Personally, though, I would much rather have both the courtesy of a response, and the unambiguity of it, rather than be kept in the penumbra between hope and despair…when my rational mind may be telling me that it’s a “no” but my emotional mind hopes that a positive response may yet be forthcoming.

One area where this kind of negative response operates all the time is when one is hiring domestic help, at least, in India. The maid may feel that the timings you ask for don’t suit, the salary is not enough..or any other reason. But the only way you’ll know about the “no” is when the person does not turn up for work. After a day or two of absence, the message does, indeed, sink in that it’s a no!

Even here, I wonder why the person who has, after all, come to you because she wants a job with you, cannot come back, express her dissatisfaction at whatever stipulation it is, and ask for a different time, more money, or whatever? Why this lackadaisical passing on?

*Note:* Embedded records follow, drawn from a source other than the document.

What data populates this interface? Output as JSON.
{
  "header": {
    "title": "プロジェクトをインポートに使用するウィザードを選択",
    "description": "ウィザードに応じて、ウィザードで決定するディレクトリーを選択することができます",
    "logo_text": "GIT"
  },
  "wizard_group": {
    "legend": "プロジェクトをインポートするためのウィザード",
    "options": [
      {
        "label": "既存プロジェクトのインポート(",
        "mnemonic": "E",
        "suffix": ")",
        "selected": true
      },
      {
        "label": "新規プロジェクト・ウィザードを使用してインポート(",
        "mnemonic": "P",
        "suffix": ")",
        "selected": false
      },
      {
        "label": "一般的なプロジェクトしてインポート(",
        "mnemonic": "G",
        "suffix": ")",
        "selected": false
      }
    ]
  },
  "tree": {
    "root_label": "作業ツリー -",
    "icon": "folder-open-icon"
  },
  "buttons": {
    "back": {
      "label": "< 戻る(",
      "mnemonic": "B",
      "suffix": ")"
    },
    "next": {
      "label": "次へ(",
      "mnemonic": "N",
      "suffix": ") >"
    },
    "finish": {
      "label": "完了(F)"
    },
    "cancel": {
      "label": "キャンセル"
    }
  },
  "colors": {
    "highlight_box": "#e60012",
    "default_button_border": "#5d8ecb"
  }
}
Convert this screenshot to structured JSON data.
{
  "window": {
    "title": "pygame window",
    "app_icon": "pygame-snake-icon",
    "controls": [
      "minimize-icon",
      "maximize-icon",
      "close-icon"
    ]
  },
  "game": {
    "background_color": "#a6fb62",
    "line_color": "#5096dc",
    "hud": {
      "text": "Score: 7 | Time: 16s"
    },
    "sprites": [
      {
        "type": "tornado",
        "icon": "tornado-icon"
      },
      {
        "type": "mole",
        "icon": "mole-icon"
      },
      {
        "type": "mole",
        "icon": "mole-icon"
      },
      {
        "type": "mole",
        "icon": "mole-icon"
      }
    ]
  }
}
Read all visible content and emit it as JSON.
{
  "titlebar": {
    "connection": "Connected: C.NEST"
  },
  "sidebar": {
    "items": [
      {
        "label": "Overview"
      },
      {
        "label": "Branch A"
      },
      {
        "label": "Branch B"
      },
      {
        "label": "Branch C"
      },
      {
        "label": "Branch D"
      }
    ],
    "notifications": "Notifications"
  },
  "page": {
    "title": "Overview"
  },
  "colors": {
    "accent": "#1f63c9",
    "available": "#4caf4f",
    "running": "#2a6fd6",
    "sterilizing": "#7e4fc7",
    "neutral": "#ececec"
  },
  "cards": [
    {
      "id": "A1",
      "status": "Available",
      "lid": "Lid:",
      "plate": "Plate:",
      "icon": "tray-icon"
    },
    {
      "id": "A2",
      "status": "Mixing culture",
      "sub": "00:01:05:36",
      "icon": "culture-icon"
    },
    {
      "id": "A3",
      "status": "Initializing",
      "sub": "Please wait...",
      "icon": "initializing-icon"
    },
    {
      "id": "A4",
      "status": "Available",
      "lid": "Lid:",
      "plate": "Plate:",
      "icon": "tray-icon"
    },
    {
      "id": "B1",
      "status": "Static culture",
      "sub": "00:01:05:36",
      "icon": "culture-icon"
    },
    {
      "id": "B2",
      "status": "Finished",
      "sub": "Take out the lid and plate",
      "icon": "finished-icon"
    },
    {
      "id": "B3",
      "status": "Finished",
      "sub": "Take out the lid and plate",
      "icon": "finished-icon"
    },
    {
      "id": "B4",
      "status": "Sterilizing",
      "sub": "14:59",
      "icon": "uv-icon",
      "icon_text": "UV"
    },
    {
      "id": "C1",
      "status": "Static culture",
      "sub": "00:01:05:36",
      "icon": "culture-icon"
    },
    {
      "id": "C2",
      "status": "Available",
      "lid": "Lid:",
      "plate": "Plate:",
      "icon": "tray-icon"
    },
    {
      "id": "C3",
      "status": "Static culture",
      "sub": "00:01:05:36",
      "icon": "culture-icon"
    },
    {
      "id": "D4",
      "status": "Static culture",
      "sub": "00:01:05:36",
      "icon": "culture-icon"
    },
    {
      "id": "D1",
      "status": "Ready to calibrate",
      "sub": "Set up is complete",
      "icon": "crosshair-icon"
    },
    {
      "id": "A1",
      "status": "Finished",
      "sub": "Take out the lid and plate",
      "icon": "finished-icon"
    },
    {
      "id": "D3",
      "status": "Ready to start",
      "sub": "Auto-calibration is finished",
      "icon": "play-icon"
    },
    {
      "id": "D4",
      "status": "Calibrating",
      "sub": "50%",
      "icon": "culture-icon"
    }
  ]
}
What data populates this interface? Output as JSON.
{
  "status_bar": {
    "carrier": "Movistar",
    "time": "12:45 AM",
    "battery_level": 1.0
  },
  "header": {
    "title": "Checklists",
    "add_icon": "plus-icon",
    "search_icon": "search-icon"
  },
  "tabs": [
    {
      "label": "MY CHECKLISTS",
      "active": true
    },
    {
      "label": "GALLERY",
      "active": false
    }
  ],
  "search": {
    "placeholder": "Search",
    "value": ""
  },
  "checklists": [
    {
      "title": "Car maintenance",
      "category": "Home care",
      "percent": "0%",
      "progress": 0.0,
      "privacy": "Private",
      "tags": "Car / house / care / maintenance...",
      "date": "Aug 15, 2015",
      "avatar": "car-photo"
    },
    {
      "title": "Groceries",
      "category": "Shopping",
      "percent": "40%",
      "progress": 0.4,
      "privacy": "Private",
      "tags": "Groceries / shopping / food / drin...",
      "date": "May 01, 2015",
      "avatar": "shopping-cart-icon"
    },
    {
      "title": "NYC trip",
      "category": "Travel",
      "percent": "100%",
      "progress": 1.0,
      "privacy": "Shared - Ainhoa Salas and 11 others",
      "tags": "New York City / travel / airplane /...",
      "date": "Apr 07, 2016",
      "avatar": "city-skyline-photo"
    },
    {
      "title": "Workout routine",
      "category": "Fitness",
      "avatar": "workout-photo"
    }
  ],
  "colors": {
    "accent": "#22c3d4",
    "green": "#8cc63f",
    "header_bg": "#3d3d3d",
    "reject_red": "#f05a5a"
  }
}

Another scenario is when I am waiting for a mechanic or a service person to come for a scheduled visit. Often, this guy knows that he cannot make it on the day. But he will not communicate that (often, rightfully, fearing an irate response!) and leaves me to wait the entire day, with other chores piling up…and calling up the next day, when I am about to leave the house to do those piled-up jobs, to ask if he can come over!

I guess there will always be two schools of thought..one that holds that a lack of response IS a valid enough message, and the other (to which I belong) that says, a no must be communicated as clearly as a yes. I at least have the comfort that the other person respected me enough to take the time and effort to communicate the refusal, and I’m also happy that the other person took the time to consider what I said seriously, before refusing.

Well, “yes”es are also not always communicated clearly …but that’s another story!

I do NOT check my Yahoo id regularly!

March 5, 2008

Dear LJ friends…

Please don’t send email to my Yahoo id. I check it very rarely, and even more rarely now that BSNL is putting me through a crapola time with the connection. I just managed to get online and decided to check my Yahoo id and found one wedding invitation, one dinner invitation, and the phone no. of someone who wants to meet with me and must be wondering why on earth I am not calling.

So please…use my gmail id for all communication. I am almost weaned off my dataone id, too, uzliss as it is.

English….foreign language or desi communication tool?

May 18, 2007

One of my colleagues on Metroblogs posted some bloopers which Oxford Concise Dictionary have allegedly made….I still haven’t seen them for myself…but a reader, commenting on this entry, has asked why the poster can’t post in Kannada.

And to this reader, I ask …why are you READING the English post?

When are we going to stop regarding English as a “foreign” language and look at it as the valuable link tool it really is, to allow people with many mother tongues to communicate? Yes, the origin is foreign, but it’s no less useful because of that. We are actually lucky to know, so well, a language which is, whether we like it or not, turning into a world language. Perhaps what put this tool into our hands was oppression and subjugation…but we do have it now, and should use it.

It’s all very well for the politicians to make a big hoo-ha about a foreign language usurping our culture, heritage, and local languages…but show me a politician who sends his children to Kannada medium schools!

Indians have a big advantage in the world forum with their knowledge of English. By all means let us foster our Indian languages too, but let us recognize the usefulness of English (and its wide prevalence!) in our country, too.